Exercise prompt: Every record below should be printed again exactly, with its pictures removed.

[Collection entries]
Content starts

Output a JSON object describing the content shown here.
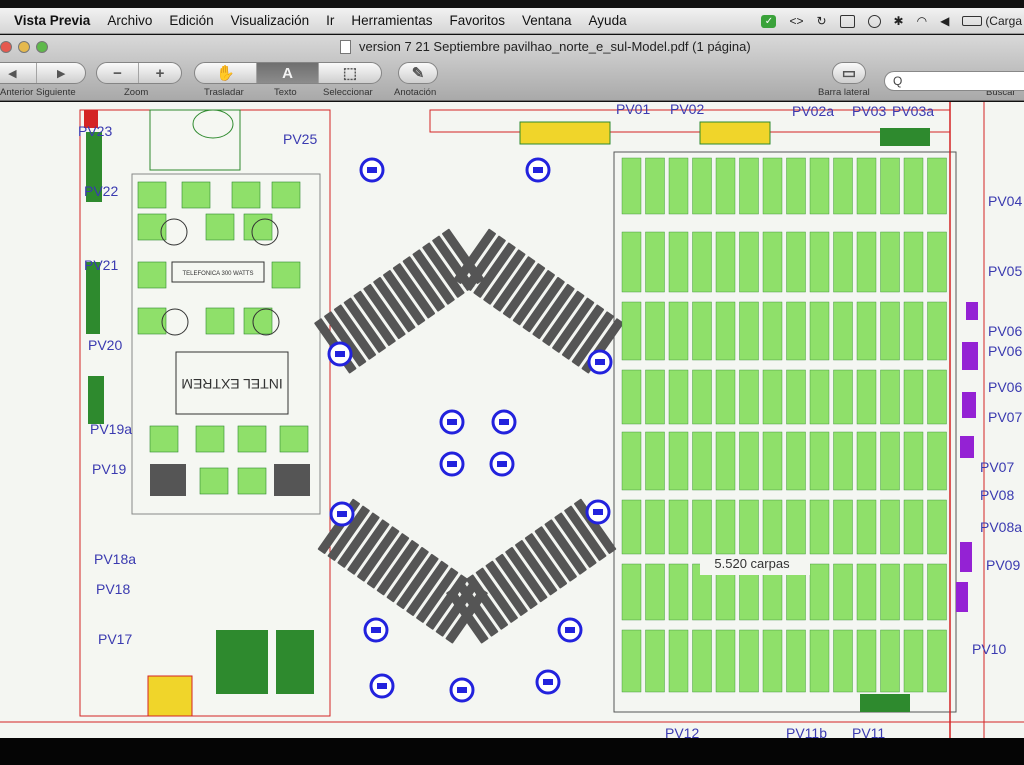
{
  "menubar": {
    "app": "Vista Previa",
    "items": [
      "Archivo",
      "Edición",
      "Visualización",
      "Ir",
      "Herramientas",
      "Favoritos",
      "Ventana",
      "Ayuda"
    ],
    "status_battery": "(Carga"
  },
  "window": {
    "title": "version 7 21 Septiembre pavilhao_norte_e_sul-Model.pdf (1 página)"
  },
  "toolbar": {
    "prev_label": "Anterior",
    "next_label": "Siguiente",
    "zoom_label": "Zoom",
    "zoom_minus": "−",
    "zoom_plus": "+",
    "move_label": "Trasladar",
    "text_label": "Texto",
    "text_glyph": "A",
    "select_label": "Seleccionar",
    "annotate_label": "Anotación",
    "sidebar_label": "Barra lateral",
    "search_label": "Buscar",
    "search_value": "Q"
  },
  "plan": {
    "left_labels": [
      "PV23",
      "PV25",
      "PV22",
      "PV21",
      "PV20",
      "PV19a",
      "PV19",
      "PV18a",
      "PV18",
      "PV17"
    ],
    "top_labels": [
      "PV01",
      "PV02",
      "PV02a",
      "PV03",
      "PV03a"
    ],
    "right_labels": [
      "PV04",
      "PV05",
      "PV06",
      "PV06",
      "PV06",
      "PV07",
      "PV07",
      "PV08",
      "PV08a",
      "PV09",
      "PV10"
    ],
    "bottom_labels": [
      "PV12",
      "PV11b",
      "PV11"
    ],
    "booth_telefonica": "TELEFONICA 300 WATTS",
    "booth_intel": "INTEL EXTREM",
    "capacity_label": "5.520  carpas",
    "colors": {
      "green": "#8fe06a",
      "darkgreen": "#2e8a2e",
      "seat": "#555555",
      "blue": "#2222dd",
      "red": "#d42424",
      "yellow": "#f0d52a",
      "purple": "#9422d4"
    }
  }
}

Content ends

Response to the task:
Output a JSON object describing the content shown here.
{
  "menubar": {
    "app": "Vista Previa",
    "items": [
      "Archivo",
      "Edición",
      "Visualización",
      "Ir",
      "Herramientas",
      "Favoritos",
      "Ventana",
      "Ayuda"
    ],
    "status_battery": "(Carga"
  },
  "window": {
    "title": "version 7 21 Septiembre pavilhao_norte_e_sul-Model.pdf (1 página)"
  },
  "toolbar": {
    "prev_label": "Anterior",
    "next_label": "Siguiente",
    "zoom_label": "Zoom",
    "zoom_minus": "−",
    "zoom_plus": "+",
    "move_label": "Trasladar",
    "text_label": "Texto",
    "text_glyph": "A",
    "select_label": "Seleccionar",
    "annotate_label": "Anotación",
    "sidebar_label": "Barra lateral",
    "search_label": "Buscar",
    "search_value": "Q"
  },
  "plan": {
    "left_labels": [
      "PV23",
      "PV25",
      "PV22",
      "PV21",
      "PV20",
      "PV19a",
      "PV19",
      "PV18a",
      "PV18",
      "PV17"
    ],
    "top_labels": [
      "PV01",
      "PV02",
      "PV02a",
      "PV03",
      "PV03a"
    ],
    "right_labels": [
      "PV04",
      "PV05",
      "PV06",
      "PV06",
      "PV06",
      "PV07",
      "PV07",
      "PV08",
      "PV08a",
      "PV09",
      "PV10"
    ],
    "bottom_labels": [
      "PV12",
      "PV11b",
      "PV11"
    ],
    "booth_telefonica": "TELEFONICA 300 WATTS",
    "booth_intel": "INTEL EXTREM",
    "capacity_label": "5.520  carpas",
    "colors": {
      "green": "#8fe06a",
      "darkgreen": "#2e8a2e",
      "seat": "#555555",
      "blue": "#2222dd",
      "red": "#d42424",
      "yellow": "#f0d52a",
      "purple": "#9422d4"
    }
  }
}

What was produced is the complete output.